BEGIN DATA RECORDS

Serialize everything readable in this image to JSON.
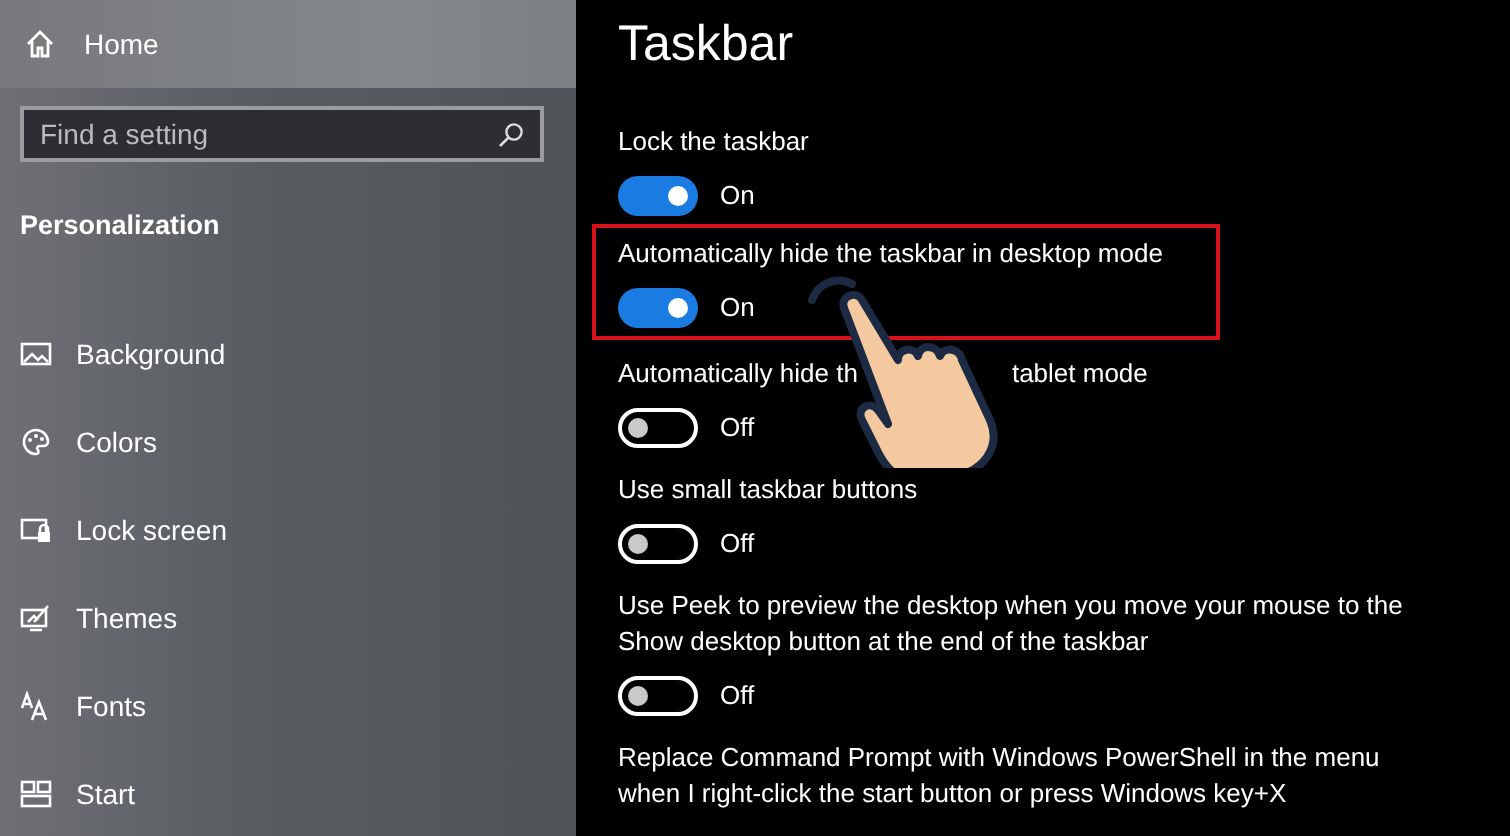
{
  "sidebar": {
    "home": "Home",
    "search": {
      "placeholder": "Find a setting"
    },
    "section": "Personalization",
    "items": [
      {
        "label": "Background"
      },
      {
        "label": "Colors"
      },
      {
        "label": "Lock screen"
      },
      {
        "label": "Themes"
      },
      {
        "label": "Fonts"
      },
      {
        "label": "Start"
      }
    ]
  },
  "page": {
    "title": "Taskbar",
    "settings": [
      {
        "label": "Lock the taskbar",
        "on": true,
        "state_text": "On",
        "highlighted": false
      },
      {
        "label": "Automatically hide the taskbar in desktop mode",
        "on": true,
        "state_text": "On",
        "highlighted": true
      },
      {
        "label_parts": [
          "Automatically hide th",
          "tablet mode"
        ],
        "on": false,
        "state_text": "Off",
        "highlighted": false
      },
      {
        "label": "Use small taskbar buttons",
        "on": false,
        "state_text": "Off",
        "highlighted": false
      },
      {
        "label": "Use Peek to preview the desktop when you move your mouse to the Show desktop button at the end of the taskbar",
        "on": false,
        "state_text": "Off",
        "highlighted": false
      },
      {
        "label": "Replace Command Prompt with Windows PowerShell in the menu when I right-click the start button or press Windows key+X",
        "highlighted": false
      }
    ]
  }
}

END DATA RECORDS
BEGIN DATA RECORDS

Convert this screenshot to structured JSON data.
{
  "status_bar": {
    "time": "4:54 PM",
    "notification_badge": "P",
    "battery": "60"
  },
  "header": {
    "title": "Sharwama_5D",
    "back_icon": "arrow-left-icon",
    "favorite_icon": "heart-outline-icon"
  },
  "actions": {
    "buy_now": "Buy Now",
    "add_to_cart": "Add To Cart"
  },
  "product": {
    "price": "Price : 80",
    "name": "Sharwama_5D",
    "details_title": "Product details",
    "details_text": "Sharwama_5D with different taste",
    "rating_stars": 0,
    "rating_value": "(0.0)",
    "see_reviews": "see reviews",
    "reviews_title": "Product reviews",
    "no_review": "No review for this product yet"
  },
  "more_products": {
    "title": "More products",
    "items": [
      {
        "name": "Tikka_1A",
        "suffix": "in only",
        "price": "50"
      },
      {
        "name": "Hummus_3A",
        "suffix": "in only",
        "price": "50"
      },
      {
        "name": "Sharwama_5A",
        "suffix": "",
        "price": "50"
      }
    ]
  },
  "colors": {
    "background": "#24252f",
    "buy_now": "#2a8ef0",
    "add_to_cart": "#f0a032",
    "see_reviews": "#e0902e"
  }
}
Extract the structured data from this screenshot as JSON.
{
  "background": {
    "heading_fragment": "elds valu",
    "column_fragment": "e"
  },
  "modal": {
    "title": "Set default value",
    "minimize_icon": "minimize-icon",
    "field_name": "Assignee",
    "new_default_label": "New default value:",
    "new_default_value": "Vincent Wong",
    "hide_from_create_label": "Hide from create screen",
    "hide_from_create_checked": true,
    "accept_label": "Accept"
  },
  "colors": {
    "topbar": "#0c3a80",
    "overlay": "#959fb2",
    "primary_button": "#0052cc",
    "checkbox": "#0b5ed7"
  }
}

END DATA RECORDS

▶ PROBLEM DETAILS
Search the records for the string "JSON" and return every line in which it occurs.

▶ RESULT FOR THIS TASK
Serialize everything readable in this image to JSON.
Convert this screenshot to structured JSON data.
Extract the structured data from this screenshot as JSON.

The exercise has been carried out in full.